Material shown START

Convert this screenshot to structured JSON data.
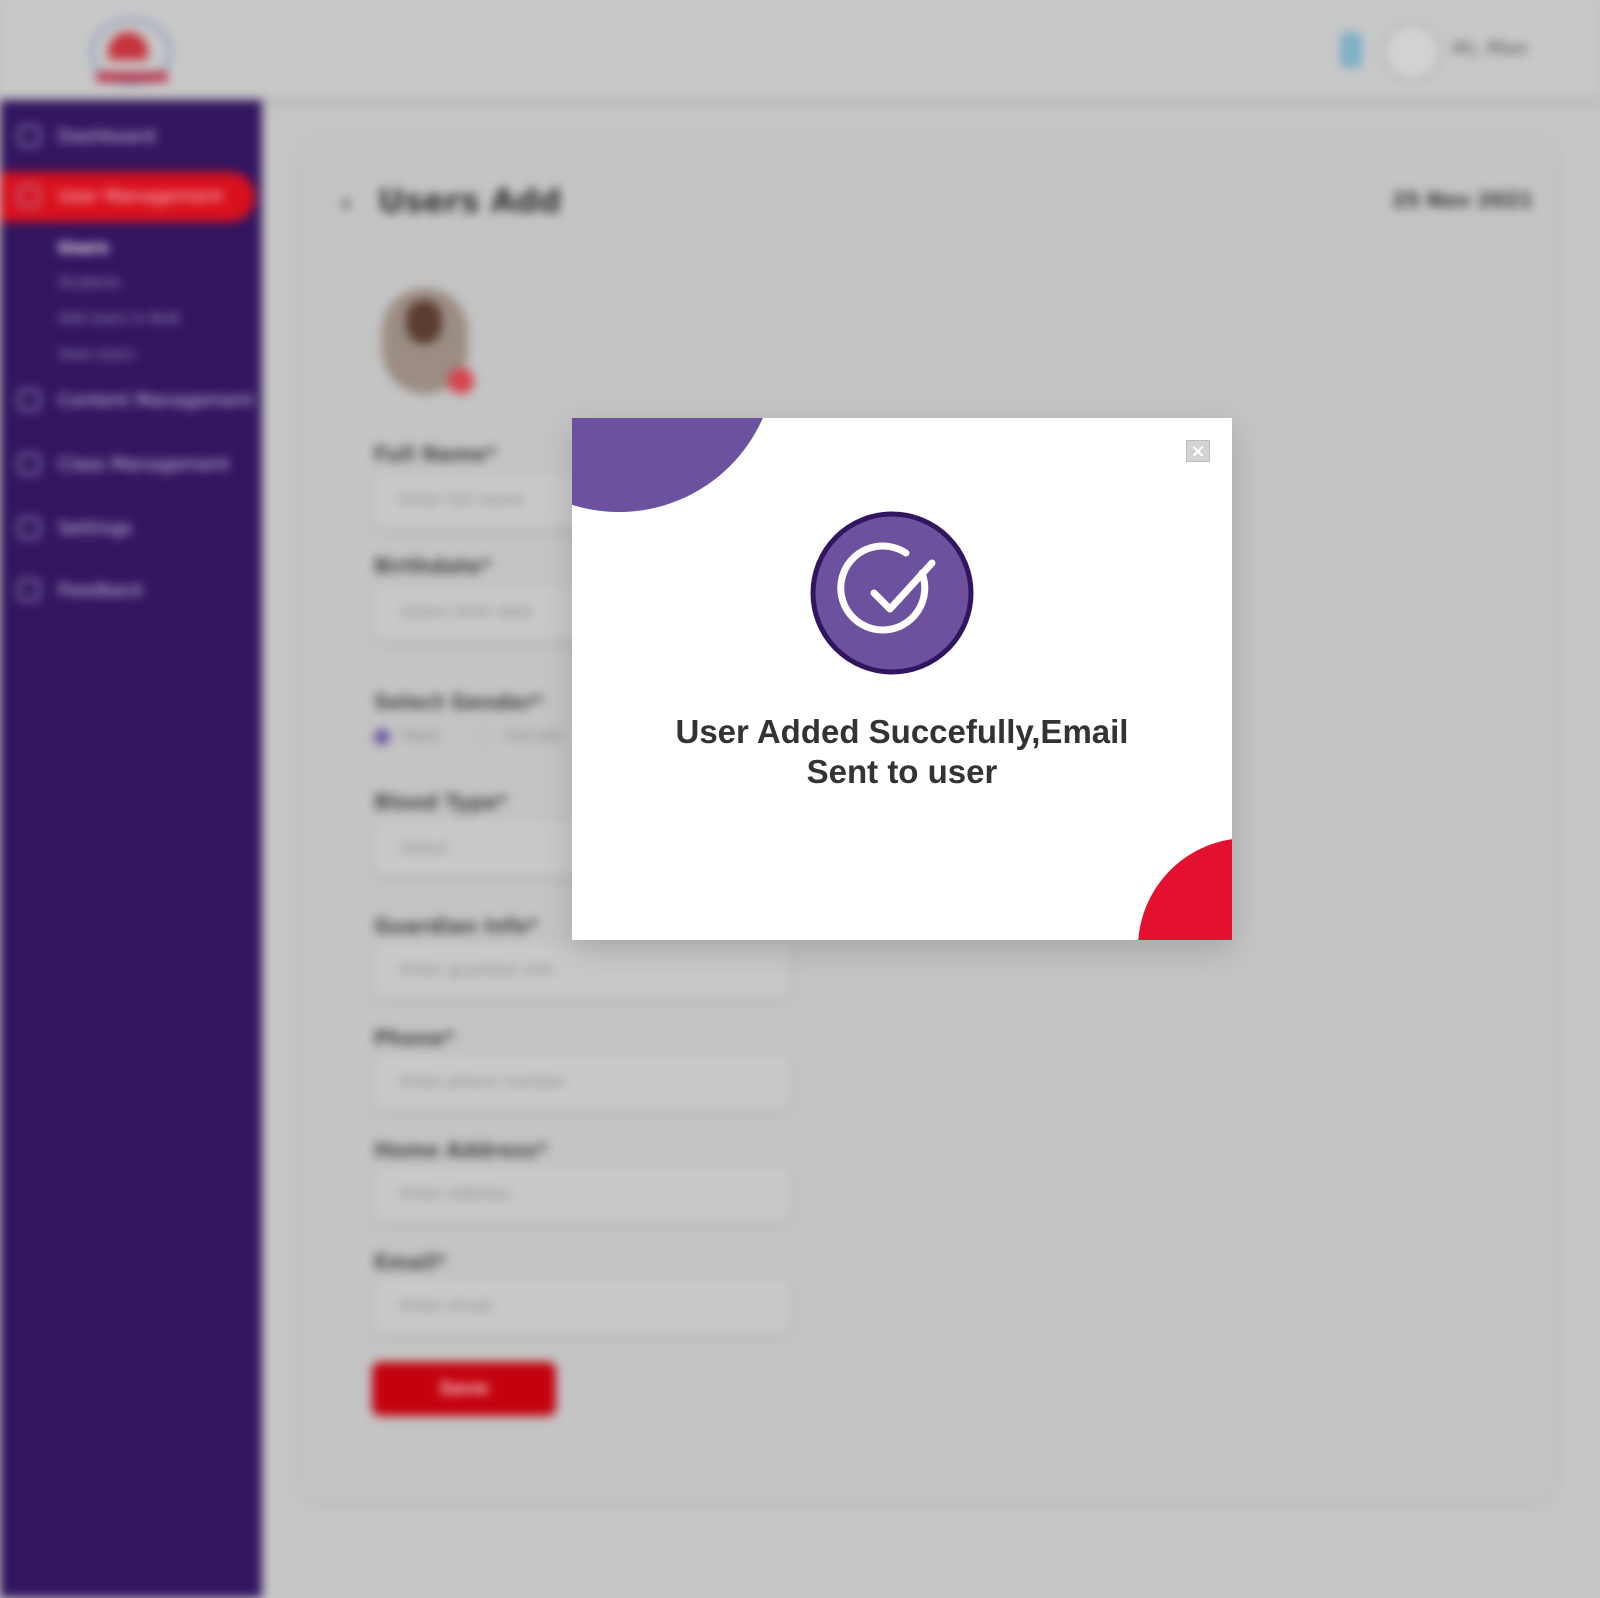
{
  "header": {
    "logo_icon": "brand-logo-icon",
    "notification_icon": "bell-icon",
    "user_name": "Hi, Max"
  },
  "sidebar": {
    "items": [
      {
        "label": "Dashboard",
        "icon": "dashboard-icon"
      },
      {
        "label": "User Management",
        "icon": "users-icon",
        "active": true
      },
      {
        "label": "Content Management",
        "icon": "content-icon"
      },
      {
        "label": "Class Management",
        "icon": "class-icon"
      },
      {
        "label": "Settings",
        "icon": "gear-icon"
      },
      {
        "label": "Feedback",
        "icon": "feedback-icon"
      }
    ],
    "sub_items": [
      {
        "label": "Users",
        "current": true
      },
      {
        "label": "Students"
      },
      {
        "label": "Add Users In Bulk"
      },
      {
        "label": "View Users"
      }
    ]
  },
  "main": {
    "back_icon": "chevron-left-icon",
    "title": "Users Add",
    "date": "25 Nov 2021",
    "form": {
      "fields": [
        {
          "label": "Full Name*",
          "placeholder": "Enter full name"
        },
        {
          "label": "Birthdate*",
          "placeholder": "Select birth date"
        }
      ],
      "gender": {
        "label": "Select Gender*",
        "options": [
          "Male",
          "Female"
        ],
        "selected": "Male"
      },
      "blood_group": {
        "label": "Blood Type*",
        "value": "Select"
      },
      "lower_fields": [
        {
          "label": "Guardian Info*",
          "placeholder": "Enter guardian info"
        },
        {
          "label": "Phone*",
          "placeholder": "Enter phone number"
        },
        {
          "label": "Home Address*",
          "placeholder": "Enter address"
        },
        {
          "label": "Email*",
          "placeholder": "Enter email"
        }
      ],
      "save_label": "Save"
    }
  },
  "modal": {
    "close_label": "×",
    "icon": "check-circle-icon",
    "message_line1": "User Added Succefully,Email",
    "message_line2": "Sent to user",
    "colors": {
      "accent_purple": "#6b519e",
      "accent_red": "#e4102f",
      "icon_outline": "#32155f"
    }
  }
}
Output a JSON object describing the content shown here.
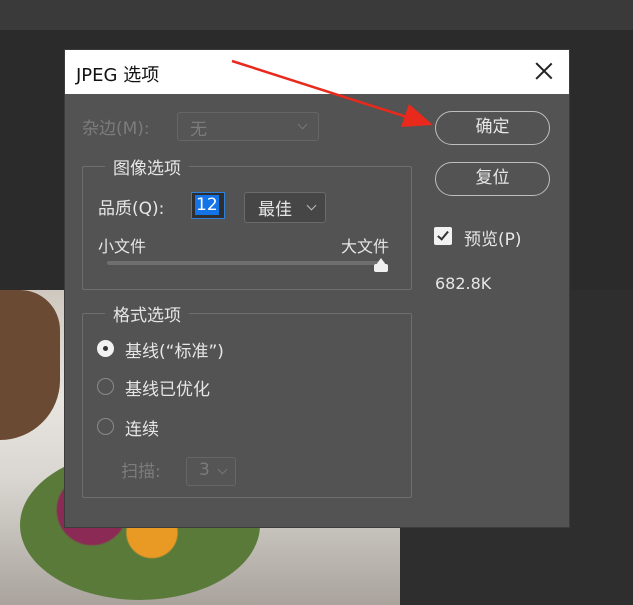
{
  "dialog": {
    "title": "JPEG 选项",
    "matte": {
      "label": "杂边(M):",
      "value": "无"
    },
    "image_options": {
      "group_title": "图像选项",
      "quality_label": "品质(Q):",
      "quality_value": "12",
      "quality_preset": "最佳",
      "small_file": "小文件",
      "large_file": "大文件",
      "slider_fraction": 1.0
    },
    "format_options": {
      "group_title": "格式选项",
      "baseline_standard": "基线(“标准”)",
      "baseline_optimized": "基线已优化",
      "progressive": "连续",
      "scans_label": "扫描:",
      "scans_value": "3"
    },
    "ok_label": "确定",
    "reset_label": "复位",
    "preview_label": "预览(P)",
    "preview_checked": true,
    "file_size": "682.8K"
  },
  "colors": {
    "dialog_bg": "#535353",
    "annotation_arrow": "#e8291c",
    "selection": "#1473e6"
  }
}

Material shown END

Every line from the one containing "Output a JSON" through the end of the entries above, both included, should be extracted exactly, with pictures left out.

[Task solution]
Output a JSON object describing the content shown here.
{
  "dialog": {
    "title": "JPEG 选项",
    "matte": {
      "label": "杂边(M):",
      "value": "无"
    },
    "image_options": {
      "group_title": "图像选项",
      "quality_label": "品质(Q):",
      "quality_value": "12",
      "quality_preset": "最佳",
      "small_file": "小文件",
      "large_file": "大文件",
      "slider_fraction": 1.0
    },
    "format_options": {
      "group_title": "格式选项",
      "baseline_standard": "基线(“标准”)",
      "baseline_optimized": "基线已优化",
      "progressive": "连续",
      "scans_label": "扫描:",
      "scans_value": "3"
    },
    "ok_label": "确定",
    "reset_label": "复位",
    "preview_label": "预览(P)",
    "preview_checked": true,
    "file_size": "682.8K"
  },
  "colors": {
    "dialog_bg": "#535353",
    "annotation_arrow": "#e8291c",
    "selection": "#1473e6"
  }
}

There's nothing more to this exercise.